Eben Brooks

Eben Brooks, at Krypton Radio’s first BIG DAMN CONCERT earlier this year.  Eben will be performing at the CthuluCon this year.

The H.P. Lovecraft Film Festival®-Los Angeles re-animates for the fourth year at the exquisite art deco Warner Grand Theatre in historic San Pedro on September 27, 28, and 29, 2013.

The HPLFF started almost 20 years ago in Portland, Oregon by Andrew Migliore. After years of attending and contributing, filmmaker Aaron Vanek went insane and spawned an HPLFF in his hometown of Los Angeles. This is a licensed franchise of the Portland fest, but each festival has its own distinct brand of madness.

The first three LA festivals were successes but paid for out of pocket and just missed breaking even each time. Unfortunately they just can’t keep doing this.  The math doesn’t work. Their solution to the problem is to run a Kickstarter campaign to help make up the difference.  With your help, they can not only provide the same excitement and entertainment that they’ve had in previous years, they can improve on it.
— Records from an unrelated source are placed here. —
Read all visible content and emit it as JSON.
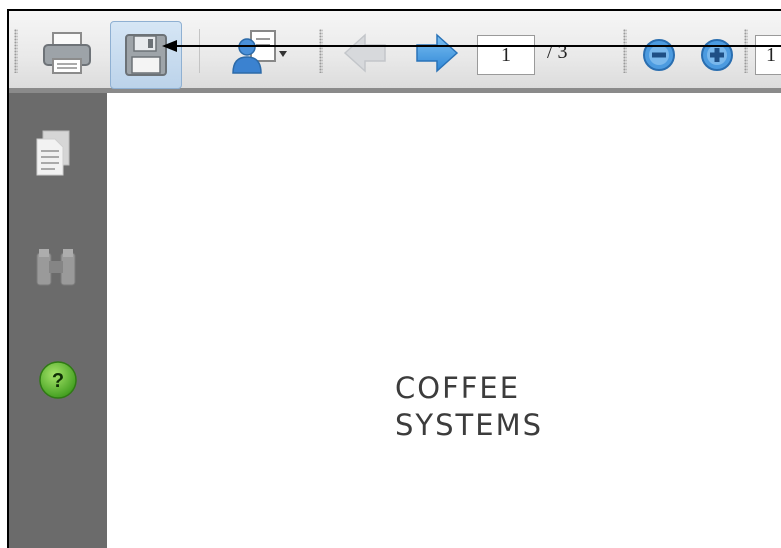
{
  "toolbar": {
    "print_icon": "printer-icon",
    "save_icon": "floppy-disk-icon",
    "share_icon": "user-document-icon",
    "prev_icon": "arrow-left-icon",
    "next_icon": "arrow-right-icon",
    "page_current": "1",
    "page_total": "/ 3",
    "zoom_out_icon": "minus-circle-icon",
    "zoom_in_icon": "plus-circle-icon",
    "zoom_value": "1"
  },
  "sidebar": {
    "items": [
      {
        "icon": "pages-icon"
      },
      {
        "icon": "binoculars-icon"
      },
      {
        "icon": "help-icon",
        "label": "?"
      }
    ]
  },
  "document": {
    "logo_line1": "COFFEE",
    "logo_line2": "SYSTEMS"
  },
  "colors": {
    "accent": "#3b8ad8",
    "sidebar": "#6b6b6b",
    "help": "#5cb82a"
  }
}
If you love things Lovecraftian, and you can help, please do so.